Washington, D.C.-founded start-up, which has raised about $228 million from Softbank’s Vision Fund, DFJ Growth and others, is pushing into providing tools for software developers who are making the software for self-driving cars.

“Our main focus has been in making maps for humans. But maps for self-driving cars are read by the cars’ computers and need more detailed data,” Mapbox CEO Eric Gundersen said.

Mapbox announced partnerships designed to make its technology more useful for self-driving cars at an event it held for software developers in San Francisco on Wednesday.

One of Mapbox’s products is software that lets either a mobile phone or a car’s computer see the road as the car drives, picking out things like lanes or speed-limit signs. The company said it will weave that software together with an offering from Microsoft.

The combination will let drivers in the car see real-time events like speed limit changes but then split off some of the camera data and send it to Microsoft’s cloud computer service, Azure. Once there, the data can be processed later by powerful servers to help improve the algorithms that help self-driving cars navigate.

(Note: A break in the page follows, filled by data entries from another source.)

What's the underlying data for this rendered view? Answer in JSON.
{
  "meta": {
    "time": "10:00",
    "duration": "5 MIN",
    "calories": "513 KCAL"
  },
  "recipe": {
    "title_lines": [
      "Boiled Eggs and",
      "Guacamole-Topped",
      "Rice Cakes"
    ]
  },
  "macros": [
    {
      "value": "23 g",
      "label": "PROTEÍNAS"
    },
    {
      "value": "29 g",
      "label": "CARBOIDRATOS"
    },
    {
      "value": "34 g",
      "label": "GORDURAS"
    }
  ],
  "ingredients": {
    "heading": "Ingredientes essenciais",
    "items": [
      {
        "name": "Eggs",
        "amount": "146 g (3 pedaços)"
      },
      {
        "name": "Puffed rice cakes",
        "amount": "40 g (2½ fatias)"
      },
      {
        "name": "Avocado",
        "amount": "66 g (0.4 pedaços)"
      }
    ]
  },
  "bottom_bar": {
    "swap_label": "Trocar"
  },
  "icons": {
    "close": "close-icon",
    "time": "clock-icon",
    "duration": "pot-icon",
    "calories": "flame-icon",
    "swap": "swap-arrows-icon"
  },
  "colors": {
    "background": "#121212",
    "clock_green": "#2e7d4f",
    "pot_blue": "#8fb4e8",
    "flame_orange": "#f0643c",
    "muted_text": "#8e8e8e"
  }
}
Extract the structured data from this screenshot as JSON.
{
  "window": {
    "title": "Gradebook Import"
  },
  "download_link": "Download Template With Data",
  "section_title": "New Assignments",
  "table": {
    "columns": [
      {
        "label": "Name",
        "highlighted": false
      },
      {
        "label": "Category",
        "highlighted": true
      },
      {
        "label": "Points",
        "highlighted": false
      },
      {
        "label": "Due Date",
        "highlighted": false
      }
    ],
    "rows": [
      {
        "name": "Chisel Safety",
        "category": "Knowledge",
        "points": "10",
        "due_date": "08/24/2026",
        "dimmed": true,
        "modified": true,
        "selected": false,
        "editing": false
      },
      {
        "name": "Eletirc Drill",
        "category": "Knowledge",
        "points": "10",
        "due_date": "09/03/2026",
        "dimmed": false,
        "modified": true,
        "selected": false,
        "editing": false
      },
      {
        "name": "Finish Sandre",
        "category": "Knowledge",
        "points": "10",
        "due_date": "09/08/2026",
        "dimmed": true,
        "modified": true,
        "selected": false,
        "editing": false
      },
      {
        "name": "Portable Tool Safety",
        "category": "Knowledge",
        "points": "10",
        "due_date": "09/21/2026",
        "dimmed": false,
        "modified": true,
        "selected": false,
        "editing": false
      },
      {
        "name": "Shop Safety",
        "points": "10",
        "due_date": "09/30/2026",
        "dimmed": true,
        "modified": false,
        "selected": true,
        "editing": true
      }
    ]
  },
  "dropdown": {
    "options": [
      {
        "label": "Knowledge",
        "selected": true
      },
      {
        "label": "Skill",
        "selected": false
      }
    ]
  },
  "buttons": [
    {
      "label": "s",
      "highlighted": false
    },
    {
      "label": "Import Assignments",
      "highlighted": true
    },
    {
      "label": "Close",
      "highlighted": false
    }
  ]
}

Mapbox is working with chipmaker ARM to optimize its self-driving vision software so features detected by ARM’s chips can be recognized as lanes, pedestrians and road signs even faster. ARM’s chips power the majority of mobile phones, tablets and other mobile computers that are making their way into cars.

Mapbox is pairing with Intel’s Mobileye self-driving unit, which the chipmaker purchased last year for $15.3 billion.

Mobileye is building its own detailed database of road features that is stored in the cloud. Mapbox has built software that will live in cars to beam down Mobileye’s data without hogging up mobile data bandwidth.